Once you’ve established who you want to connect with – you can begin to look at how they communicate amongst each other. One way of doing this is on social channels. Look out for common words and popular topics, then make your content and brand voice more relatable as a result. 

Establish brand values 

Identifying your central values is also a key part of developing a brand voice. Once you have a clear understanding of your own brand values, you will find it much easier to showcase them throughout your content. We’ve listed a few questions you might want to consider when you’re getting started:

  • What makes your brand unique?
  • How can you help your customers?
  • What do you stand for as a brand?
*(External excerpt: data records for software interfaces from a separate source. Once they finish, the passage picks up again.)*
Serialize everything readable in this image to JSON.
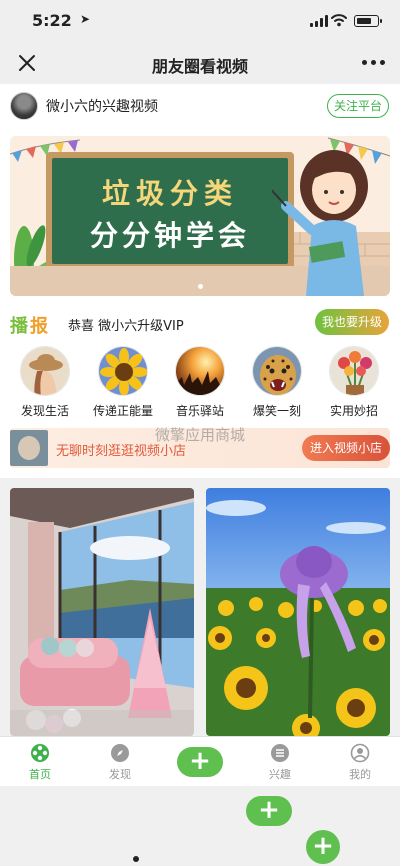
{
  "status_bar": {
    "time": "5:22",
    "location_glyph": "➤"
  },
  "nav": {
    "title": "朋友圈看视频",
    "close_icon": "close-icon",
    "more_icon": "more-icon"
  },
  "platform": {
    "name": "微小六的兴趣视频",
    "follow_label": "关注平台"
  },
  "banner": {
    "line1": "垃圾分类",
    "line2": "分分钟学会",
    "page_count": 1,
    "active_page": 1
  },
  "notice": {
    "badge_1": "播",
    "badge_2": "报",
    "text": "恭喜 微小六升级VIP",
    "button": "我也要升级"
  },
  "categories": [
    {
      "label": "发现生活",
      "icon": "girl-hat-photo"
    },
    {
      "label": "传递正能量",
      "icon": "sunflower-photo"
    },
    {
      "label": "音乐驿站",
      "icon": "concert-photo"
    },
    {
      "label": "爆笑一刻",
      "icon": "leopard-photo"
    },
    {
      "label": "实用妙招",
      "icon": "flowers-photo"
    }
  ],
  "shop": {
    "text": "无聊时刻逛逛视频小店",
    "button": "进入视频小店"
  },
  "watermark": "微擎应用商城",
  "videos": [
    {
      "subject": "pink-room-seaside",
      "accent": "#f2a7b8"
    },
    {
      "subject": "sunflower-field-hat",
      "accent": "#f5c419"
    }
  ],
  "tabbar": {
    "items": [
      {
        "label": "首页",
        "icon": "film-reel-icon",
        "active": true
      },
      {
        "label": "发现",
        "icon": "compass-icon",
        "active": false
      },
      {
        "label": "",
        "icon": "plus-icon",
        "active": false
      },
      {
        "label": "兴趣",
        "icon": "list-icon",
        "active": false
      },
      {
        "label": "我的",
        "icon": "user-icon",
        "active": false
      }
    ]
  },
  "colors": {
    "brand_green": "#3db24a",
    "shop_orange": "#e25a3c"
  }
}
When you understand your brand values and your audience combined – you’ll be able to make better-informed decisions when it comes to your language and your tone. Deciding whether you’ll come across as informal, professional or light-hearted will depend on both those things.

Conduct a content audit 

Before creating your brand voice, you should evaluate what your brand sounds like right now. Looking over your current content is a great way to check if your brand voice is up to scratch. Think outside the box and don’t just scan through your blogs; there are also things like: 

  • Site content
  • Videos
  • Social media posts
  • Podcasts
  • Radio or tv ads
  • Emails

You can look out for any common themes, phrases and other consistencies. If you notice a lack of consistency, then you can note this down as an area for improvement. Other things to consider are:

  • Does your current voice match your brand values?
  • Does your current voice resonate with your target audience?
  • What pieces of content perform the best?  
  • What content has the least engagement? 

A content audit will give you a clear view of what you sound like now and what you need to adjust to achieve your ideal brand voice. Following these three steps and putting your findings into a document (i.e. a spreadsheet) will help you to maintain your brand voice across all your content.

Your brand voice will start to come more naturally in time, but it’s worth taking the time to review all of your content. An established brand voice will give your audience a good understanding of what you stand for as a brand and make you more recognisable in your industry.